After the thorough introduction by Ian, Scott Sneddon (the distillery manager) took us around the production plant. We first saw the boiler, currently running on natural gas, which will be replaced with a hydrogen fuelled one. Being so new, they don’t have neither a Bobby nor a Portheus mill, and the milling is done with slightly different percentages compared to the most common 70% grist, 20% husks, and 10% flour mix. This is to maximise the sugar production in the mash, which is obtained through a mash-filter, as opposed to the majority of distilleries that have a mashtun. Fermentation happens in stainless steel washbacks outside the production building. Other than the three stills (wash, spirit, and Lomond) used for production, they also have a wee pilot still, which they used to decide the various parameters for their spirit. Of course, everything in the distillery is highly automatic, as testified by the equipment in the control room. Outside, we saw silos utilised as spirit receivers, and a row of palletized warehouses, with barrels patiently waiting to be ready for bottling.
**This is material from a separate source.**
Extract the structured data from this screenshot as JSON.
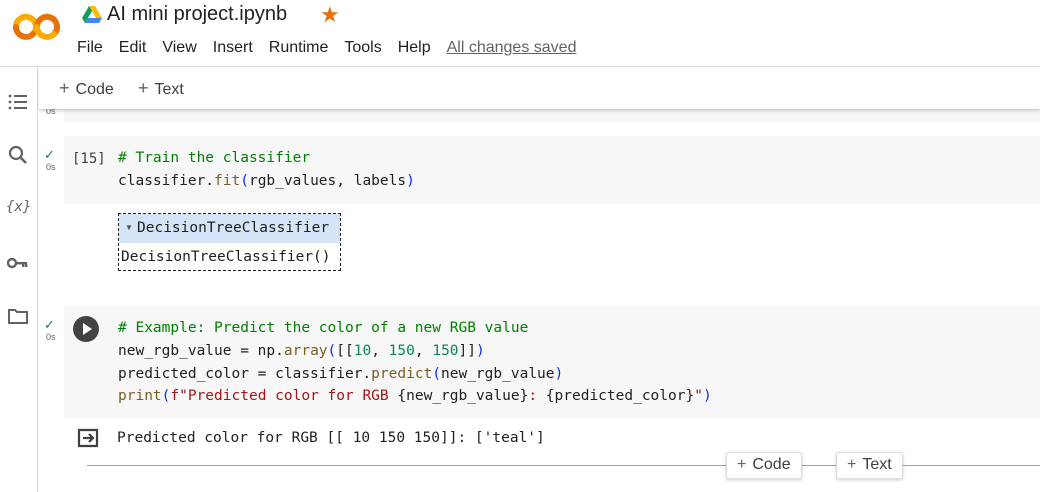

They have also a small warehouse in a separate building for their cask club.
Back inside, we had a very nice buffet lunch and a nosing experience of some of their spirits (including some oat newmake spirit, veeery different). To our surprise, no tasting on site, which was actually better for us as we didn’t have to pick a designated driver. Instead, they gave us a very generous tasting pack with four drams: 2018 Inchdairnie Palo Cortado, 2017 peated Kinglassie (probably ex-bourbon cask), Ryelaw newmake spirit and Ryelaw (distilled 2017). A very nice touch, and as we later found out, the drams are all delicious.
Overall, one of the most peculiar distilleries we visited so far. While most of the new distilleries went down the road of a traditional building and process, others like the Cairn definitely embraced modernity. Inchdairnie, however, seems to push this to another level, and only with time we will see if their efforts will be rewarded. For now, everything looks very promising.
Until next time, slainte!
Fife Whisky Festival
Inchdairnie Distillery (not generally open to visitors)